• **TASK**:
Count the lines in the entries below that mention the string "annotate", then write that number by itself.

• **STUDY MATERIAL**:
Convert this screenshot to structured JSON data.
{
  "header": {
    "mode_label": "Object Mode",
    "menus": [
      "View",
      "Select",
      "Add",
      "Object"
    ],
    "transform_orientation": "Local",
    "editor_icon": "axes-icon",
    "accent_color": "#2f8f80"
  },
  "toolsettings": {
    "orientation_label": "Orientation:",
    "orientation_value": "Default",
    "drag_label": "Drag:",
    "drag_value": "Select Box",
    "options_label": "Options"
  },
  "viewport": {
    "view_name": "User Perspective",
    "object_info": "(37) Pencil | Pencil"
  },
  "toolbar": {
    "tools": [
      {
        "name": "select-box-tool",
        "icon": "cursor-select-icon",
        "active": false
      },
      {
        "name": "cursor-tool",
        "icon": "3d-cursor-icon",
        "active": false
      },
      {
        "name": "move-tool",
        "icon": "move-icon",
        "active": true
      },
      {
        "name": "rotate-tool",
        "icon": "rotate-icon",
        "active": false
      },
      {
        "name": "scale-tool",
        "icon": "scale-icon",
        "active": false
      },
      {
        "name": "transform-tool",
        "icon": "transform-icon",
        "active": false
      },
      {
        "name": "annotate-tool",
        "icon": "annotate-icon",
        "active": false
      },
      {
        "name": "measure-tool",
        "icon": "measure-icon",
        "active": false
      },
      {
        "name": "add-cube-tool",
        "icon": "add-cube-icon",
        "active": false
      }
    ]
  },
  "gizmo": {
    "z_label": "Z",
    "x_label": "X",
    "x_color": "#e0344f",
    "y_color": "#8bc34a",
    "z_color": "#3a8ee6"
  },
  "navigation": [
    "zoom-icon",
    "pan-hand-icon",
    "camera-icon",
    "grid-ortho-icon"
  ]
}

• **ANSWER SECTION**:
2